There has been debate surrounding homework in primary and secondary schools, especially after a primary school in Fort William and a secondary school in Essex banned homework and opted to let students read books and magazines during the time they would have used to do their homework. This decision understandably caused a division in opinions, with some people supporting it and others opposing it.
Is homework necessary, especially in the lower years?
Homework is necessary in schools, but it should be given in moderation. Many schools give homework to students to gauge how much they have learnt in a particular class, and how much they have retained, without officially testing them in an exam. I find this important as teachers can then know the weak areas of their students and help them improve on them.
Let us first try to understand where the parents and teachers who supported banning of homework come from. A parent of a pupil of Fort William’s Inverlochy Primary School said that his daughter was often up past her bedtime to finish her homework. He said that she had clubs and other after-school activities, important for her development, and often came home tired, but still had to stay up for her homework. She often did not get the recommended eight hours of school. He, therefore, together with other parents of a similar opinion, decided to vote against homework.
Alfie Kohn, in the book The Homework Myth, argues that no study has found any correlation between homework and achievements in academics. He further argues that “homework is all pain no gain,” suggesting that it may result in a diminished interest in learning. Nancy Kalish, in her Washington Post, supports Kohn’s statements by writing that very few teachers are trained in homework, hence they do not have the skill to give homework that is not too much, but just enough, for the student.
I, however, believe that homework, given in a proper amount and with enough time to tackle it, is good for a student’s academic development and time management skills.
How much homework is enough?
Schools should ideally give homework on weekends and holidays when students have enough time to work on their homework, work on their co-curricular activities and have enough time left for family and rest. The best homework is one that is quality over quantity. Homework that is reasonable enough for a student to do it on their own without the parents’ help, not one that is given without considering the time the student has to complete it, and their level of education.
If homework is given on weekends or holidays, teachers get enough time to prepare quality classwork and homework that best reflects their students’ abilities. They also get enough time to plan for their lessons and mark any classwork. Homework is almost always made up of uncompleted lessons, and if teachers are given enough time, they could adequately cover the curriculum instead of spending much time marking homework at the expense of regular classwork.
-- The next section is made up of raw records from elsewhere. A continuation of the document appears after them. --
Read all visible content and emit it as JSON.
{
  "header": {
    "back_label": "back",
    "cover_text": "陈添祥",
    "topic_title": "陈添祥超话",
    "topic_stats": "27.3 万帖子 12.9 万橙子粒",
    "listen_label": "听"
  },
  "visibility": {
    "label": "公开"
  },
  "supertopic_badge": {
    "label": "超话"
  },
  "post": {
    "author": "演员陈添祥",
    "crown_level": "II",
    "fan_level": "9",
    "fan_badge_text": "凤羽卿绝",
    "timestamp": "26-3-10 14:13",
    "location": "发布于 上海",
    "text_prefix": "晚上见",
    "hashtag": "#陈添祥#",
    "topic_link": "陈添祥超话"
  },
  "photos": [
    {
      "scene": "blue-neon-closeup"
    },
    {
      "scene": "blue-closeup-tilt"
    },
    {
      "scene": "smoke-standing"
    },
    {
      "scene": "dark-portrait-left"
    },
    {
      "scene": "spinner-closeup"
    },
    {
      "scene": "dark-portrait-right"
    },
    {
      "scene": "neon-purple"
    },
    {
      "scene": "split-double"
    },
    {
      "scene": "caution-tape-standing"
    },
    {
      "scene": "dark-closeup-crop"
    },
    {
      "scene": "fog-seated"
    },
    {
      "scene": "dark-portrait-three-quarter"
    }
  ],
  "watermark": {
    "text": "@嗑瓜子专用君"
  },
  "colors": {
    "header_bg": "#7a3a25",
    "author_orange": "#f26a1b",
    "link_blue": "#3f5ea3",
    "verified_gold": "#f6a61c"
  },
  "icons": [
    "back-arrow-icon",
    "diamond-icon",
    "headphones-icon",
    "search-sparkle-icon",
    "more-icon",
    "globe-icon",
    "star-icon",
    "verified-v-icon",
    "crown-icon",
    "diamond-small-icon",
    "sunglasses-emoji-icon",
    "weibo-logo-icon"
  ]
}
If given during weekdays (twice a week would be best), the homework should not exceed about ten minutes per year, i.e. a student in Year Two should not have homework that exceeds twenty minutes, and so on. This gives the student enough time to work on their homework and still spend some time with their family. Parents mostly complain about not having enough time with their tired children, as the children spend hours doing their homework. If this rule were to be enforced, they would have enough time to catch up with their children every night.
Less homework also gives students a sense of responsibility, as they are now more in charge of their academics. They have to find time to read on their own, and not depend on their teachers for that. Opponents of homework claim that it does not help much since the students do what their teacher has told them to without reading anything else on their own. Some may even copy just to finish their homework on time. However, if the quantity is reduced, students will have to plan how to read on their own.
While homework is considered effective in adding to the knowledge of students, too much of it may result in tired and overworked students who have no time for anything else, including family. In giving homework, it is best to consider the students’ level of education (which year they are in) so that they can be given homework that is just enough for them, not too much or too little. Homework for children in nursery schools should not be given at all, as they are still too young. For other years, the ten-minute rule, twice a week, and some homework on weekends, would be best in ensuring students study and also engage in other activities.
Bill Hayton, who has two children at the school, has started a Facebook group for concerned parents who want to co-ordinate their opposition to the no homework policy.
“They have replaced homework with random tasks like visit an art gallery. So everyone thought it is obviously a joke and optional,” said Mr Hayton, a 49-year-old writer and journalist.
“They have this idea that they will create a generation of self motivated people, but they might also create a generation of children who flunk their GCSEs. People are concerned about seeing their own children slacking and not getting help from the school.”
Tony Cheeld, a director commercial building consultancy who has two children at the school, said the no homework policy is a “disaster” and he was “bemused” when it was introduced.
Mr Cheeld, who has complained to the headteacher, the chair of the board of Governors and Ofsted about the school’s stance on homework, said that a growing number of parents are becoming exasperated with it.